What you should do:
Scan the material for the string "Agent" and copy out every line in which it occurs.
*** Task data ***
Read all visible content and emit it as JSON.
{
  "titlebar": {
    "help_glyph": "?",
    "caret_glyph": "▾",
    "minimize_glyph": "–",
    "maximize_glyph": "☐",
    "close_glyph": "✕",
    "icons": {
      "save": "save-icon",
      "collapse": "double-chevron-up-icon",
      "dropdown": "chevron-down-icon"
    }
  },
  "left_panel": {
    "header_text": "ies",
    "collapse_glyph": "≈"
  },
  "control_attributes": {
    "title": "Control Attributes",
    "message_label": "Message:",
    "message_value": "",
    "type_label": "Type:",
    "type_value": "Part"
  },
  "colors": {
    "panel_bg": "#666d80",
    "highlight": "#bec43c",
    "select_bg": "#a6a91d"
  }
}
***
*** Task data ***
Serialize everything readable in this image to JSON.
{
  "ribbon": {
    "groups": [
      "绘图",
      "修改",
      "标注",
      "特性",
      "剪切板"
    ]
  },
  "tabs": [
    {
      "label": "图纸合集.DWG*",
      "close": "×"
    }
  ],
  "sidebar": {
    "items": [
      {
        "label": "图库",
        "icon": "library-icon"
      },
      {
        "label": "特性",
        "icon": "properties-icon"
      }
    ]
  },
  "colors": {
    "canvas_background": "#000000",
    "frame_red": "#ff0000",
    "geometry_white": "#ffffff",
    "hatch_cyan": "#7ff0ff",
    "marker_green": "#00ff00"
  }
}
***
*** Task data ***
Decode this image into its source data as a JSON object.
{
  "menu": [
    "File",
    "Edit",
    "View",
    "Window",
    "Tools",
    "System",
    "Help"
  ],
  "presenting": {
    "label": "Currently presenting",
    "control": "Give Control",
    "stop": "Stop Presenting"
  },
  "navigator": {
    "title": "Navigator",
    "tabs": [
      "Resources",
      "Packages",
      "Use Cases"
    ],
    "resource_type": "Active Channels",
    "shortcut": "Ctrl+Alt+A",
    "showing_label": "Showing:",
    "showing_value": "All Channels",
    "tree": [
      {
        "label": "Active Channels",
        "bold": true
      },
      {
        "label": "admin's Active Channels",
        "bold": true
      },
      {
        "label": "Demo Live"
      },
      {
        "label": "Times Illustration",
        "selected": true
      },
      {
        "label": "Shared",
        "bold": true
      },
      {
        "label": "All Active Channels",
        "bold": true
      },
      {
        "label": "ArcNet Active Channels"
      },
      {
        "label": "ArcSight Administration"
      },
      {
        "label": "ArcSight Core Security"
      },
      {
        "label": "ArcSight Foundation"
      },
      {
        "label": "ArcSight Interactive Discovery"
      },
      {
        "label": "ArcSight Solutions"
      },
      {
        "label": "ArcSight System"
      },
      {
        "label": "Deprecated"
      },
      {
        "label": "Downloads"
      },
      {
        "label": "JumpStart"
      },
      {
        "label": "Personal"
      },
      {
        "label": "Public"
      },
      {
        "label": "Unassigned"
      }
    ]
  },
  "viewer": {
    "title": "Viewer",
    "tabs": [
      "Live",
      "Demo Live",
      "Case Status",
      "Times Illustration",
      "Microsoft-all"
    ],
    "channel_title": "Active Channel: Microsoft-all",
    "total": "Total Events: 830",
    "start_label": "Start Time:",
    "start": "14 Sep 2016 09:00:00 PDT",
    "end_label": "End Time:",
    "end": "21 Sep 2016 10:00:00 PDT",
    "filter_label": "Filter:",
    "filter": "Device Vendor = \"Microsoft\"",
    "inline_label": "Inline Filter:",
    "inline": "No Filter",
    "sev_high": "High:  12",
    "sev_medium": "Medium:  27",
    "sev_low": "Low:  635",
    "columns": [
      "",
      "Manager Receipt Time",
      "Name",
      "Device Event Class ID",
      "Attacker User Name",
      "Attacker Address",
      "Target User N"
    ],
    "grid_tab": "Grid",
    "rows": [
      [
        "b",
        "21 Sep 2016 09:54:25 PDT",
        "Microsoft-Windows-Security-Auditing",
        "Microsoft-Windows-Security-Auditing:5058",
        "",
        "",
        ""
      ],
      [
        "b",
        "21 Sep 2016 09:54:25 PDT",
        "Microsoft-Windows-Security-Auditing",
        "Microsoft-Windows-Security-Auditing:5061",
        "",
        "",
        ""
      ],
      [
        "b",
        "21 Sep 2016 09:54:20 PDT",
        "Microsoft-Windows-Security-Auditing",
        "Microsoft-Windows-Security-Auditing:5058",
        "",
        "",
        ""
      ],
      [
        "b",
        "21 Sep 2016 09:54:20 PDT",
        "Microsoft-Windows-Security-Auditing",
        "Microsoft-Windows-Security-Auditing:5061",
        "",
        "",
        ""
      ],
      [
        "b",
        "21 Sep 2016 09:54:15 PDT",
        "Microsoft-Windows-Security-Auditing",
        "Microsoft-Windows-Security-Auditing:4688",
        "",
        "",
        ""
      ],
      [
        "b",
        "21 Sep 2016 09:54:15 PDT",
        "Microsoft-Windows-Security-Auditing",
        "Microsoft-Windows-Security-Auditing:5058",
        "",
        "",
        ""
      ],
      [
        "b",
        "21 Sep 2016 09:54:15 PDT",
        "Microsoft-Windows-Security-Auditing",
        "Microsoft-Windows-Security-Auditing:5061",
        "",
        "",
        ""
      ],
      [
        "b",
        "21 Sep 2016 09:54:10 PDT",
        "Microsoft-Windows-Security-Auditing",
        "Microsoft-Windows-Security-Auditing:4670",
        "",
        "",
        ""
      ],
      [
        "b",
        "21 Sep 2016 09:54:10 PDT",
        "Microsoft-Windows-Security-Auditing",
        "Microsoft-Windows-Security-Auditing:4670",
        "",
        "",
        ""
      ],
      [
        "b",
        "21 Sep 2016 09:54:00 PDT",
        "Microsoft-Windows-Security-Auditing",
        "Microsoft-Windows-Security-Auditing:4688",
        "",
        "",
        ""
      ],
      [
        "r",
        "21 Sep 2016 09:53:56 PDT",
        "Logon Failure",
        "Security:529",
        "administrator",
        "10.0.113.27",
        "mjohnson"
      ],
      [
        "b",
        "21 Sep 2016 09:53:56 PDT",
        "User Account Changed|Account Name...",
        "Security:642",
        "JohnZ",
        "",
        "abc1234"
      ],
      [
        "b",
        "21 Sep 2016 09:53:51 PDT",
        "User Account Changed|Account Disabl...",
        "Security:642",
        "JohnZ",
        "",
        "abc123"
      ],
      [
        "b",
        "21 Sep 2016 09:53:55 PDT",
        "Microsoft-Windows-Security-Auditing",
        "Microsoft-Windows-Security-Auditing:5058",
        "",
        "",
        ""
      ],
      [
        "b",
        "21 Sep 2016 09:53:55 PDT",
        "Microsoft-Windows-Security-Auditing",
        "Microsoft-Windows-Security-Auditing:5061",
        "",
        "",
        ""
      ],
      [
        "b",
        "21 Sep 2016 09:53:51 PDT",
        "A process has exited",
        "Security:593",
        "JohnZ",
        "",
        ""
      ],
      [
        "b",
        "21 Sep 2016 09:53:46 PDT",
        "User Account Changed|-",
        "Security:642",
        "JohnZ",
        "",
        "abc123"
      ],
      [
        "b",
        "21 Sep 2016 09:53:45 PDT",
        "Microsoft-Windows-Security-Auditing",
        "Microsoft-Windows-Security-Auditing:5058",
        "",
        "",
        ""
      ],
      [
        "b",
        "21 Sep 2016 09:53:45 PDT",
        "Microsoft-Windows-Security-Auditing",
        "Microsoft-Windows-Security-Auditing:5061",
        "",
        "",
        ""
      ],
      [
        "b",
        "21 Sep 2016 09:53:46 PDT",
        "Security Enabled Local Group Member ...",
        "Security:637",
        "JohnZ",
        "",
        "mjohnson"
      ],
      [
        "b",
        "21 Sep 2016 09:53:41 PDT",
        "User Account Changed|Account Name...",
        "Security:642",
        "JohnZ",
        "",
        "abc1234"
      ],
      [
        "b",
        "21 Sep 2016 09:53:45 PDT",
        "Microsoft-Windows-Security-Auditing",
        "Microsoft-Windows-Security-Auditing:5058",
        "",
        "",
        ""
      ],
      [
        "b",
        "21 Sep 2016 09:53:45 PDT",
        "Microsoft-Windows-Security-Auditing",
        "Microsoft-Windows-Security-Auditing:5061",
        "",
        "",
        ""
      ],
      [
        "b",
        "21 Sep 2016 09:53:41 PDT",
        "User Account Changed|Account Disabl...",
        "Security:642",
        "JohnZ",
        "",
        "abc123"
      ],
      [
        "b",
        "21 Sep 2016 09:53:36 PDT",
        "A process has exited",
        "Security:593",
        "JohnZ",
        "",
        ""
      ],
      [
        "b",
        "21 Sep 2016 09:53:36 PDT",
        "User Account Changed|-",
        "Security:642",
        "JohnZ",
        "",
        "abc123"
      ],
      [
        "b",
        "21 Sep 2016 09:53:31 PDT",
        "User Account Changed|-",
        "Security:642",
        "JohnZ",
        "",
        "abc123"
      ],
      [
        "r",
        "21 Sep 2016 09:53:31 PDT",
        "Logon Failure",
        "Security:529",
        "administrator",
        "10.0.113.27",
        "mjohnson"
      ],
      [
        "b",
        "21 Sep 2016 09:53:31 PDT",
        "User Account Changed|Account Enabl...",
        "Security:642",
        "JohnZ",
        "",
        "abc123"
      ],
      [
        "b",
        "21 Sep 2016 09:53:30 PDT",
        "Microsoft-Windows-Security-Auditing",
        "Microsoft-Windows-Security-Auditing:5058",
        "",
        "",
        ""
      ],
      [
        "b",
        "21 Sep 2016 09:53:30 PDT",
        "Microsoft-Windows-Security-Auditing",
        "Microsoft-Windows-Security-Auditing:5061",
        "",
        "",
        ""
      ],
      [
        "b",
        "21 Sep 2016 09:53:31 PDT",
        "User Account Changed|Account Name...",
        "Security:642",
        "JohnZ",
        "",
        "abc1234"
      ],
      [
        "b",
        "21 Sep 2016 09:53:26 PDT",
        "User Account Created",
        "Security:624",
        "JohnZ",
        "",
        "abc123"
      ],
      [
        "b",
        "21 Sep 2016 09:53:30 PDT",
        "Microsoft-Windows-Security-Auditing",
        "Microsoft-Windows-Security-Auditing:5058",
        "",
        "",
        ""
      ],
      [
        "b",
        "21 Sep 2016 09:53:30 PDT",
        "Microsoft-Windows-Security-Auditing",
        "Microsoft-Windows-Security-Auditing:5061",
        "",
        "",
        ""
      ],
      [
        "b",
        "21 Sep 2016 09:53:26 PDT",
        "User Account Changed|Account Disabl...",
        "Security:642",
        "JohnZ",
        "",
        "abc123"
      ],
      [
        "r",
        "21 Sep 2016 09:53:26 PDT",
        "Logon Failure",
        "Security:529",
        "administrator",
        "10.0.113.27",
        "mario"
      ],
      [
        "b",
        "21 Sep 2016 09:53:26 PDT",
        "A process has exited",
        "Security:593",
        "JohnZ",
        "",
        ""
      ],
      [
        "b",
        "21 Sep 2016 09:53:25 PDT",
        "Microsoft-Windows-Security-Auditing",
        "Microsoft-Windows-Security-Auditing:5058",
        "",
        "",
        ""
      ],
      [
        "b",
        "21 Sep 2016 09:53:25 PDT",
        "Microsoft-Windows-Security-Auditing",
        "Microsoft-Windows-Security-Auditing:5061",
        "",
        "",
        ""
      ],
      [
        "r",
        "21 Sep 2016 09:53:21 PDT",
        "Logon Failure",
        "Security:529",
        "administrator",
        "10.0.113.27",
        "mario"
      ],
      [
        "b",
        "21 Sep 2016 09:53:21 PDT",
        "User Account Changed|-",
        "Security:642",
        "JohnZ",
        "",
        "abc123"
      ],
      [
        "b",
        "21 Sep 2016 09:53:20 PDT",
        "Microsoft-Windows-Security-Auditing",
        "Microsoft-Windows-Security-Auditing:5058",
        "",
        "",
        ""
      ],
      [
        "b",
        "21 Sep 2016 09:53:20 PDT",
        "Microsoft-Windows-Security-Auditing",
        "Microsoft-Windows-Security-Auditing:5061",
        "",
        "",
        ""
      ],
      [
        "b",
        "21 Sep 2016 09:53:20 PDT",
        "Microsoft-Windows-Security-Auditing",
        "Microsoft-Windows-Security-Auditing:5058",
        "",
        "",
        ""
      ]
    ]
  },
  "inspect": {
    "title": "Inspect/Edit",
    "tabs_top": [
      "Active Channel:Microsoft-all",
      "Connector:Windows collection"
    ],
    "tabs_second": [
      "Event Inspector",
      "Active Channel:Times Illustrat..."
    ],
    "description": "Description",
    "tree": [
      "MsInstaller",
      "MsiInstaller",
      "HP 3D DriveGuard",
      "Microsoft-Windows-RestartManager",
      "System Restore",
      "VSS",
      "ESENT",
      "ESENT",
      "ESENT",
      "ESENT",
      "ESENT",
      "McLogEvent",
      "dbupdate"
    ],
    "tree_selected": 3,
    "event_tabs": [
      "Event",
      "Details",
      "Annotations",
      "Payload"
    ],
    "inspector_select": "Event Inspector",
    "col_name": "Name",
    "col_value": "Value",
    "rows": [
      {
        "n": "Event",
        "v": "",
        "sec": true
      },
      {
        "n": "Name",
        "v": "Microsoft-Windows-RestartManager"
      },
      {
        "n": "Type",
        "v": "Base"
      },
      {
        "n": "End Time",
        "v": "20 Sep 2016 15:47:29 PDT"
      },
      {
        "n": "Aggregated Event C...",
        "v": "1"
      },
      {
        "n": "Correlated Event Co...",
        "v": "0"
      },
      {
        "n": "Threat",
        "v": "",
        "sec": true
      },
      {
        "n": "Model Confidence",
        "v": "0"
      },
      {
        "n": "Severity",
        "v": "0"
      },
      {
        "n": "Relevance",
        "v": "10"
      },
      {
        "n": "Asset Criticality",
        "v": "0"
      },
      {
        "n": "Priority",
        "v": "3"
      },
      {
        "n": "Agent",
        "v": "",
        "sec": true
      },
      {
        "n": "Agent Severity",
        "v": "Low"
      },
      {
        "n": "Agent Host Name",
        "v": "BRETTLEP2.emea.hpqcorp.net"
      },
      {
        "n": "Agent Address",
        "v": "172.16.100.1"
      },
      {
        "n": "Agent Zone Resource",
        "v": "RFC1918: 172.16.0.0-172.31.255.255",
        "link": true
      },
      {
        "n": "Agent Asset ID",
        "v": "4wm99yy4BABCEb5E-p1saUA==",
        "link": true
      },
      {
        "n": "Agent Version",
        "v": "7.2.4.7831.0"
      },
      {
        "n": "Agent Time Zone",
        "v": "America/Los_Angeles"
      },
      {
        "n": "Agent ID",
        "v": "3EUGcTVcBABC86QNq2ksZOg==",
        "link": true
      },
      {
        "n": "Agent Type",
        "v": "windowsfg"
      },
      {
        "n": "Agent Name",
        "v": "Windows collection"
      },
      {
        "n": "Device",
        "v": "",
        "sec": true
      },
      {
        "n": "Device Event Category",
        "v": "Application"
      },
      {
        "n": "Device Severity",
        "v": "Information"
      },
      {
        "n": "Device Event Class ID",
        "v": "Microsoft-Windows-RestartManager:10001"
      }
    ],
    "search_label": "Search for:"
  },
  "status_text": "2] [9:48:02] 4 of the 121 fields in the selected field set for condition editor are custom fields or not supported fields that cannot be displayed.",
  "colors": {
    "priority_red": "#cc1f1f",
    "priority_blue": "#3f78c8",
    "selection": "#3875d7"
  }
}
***
Reply:
        "n": "Agent",
        "n": "Agent Severity",
        "n": "Agent Host Name",
        "n": "Agent Address",
        "n": "Agent Zone Resource",
        "n": "Agent Asset ID",
        "n": "Agent Version",
        "n": "Agent Time Zone",
        "n": "Agent ID",
        "n": "Agent Type",
        "n": "Agent Name",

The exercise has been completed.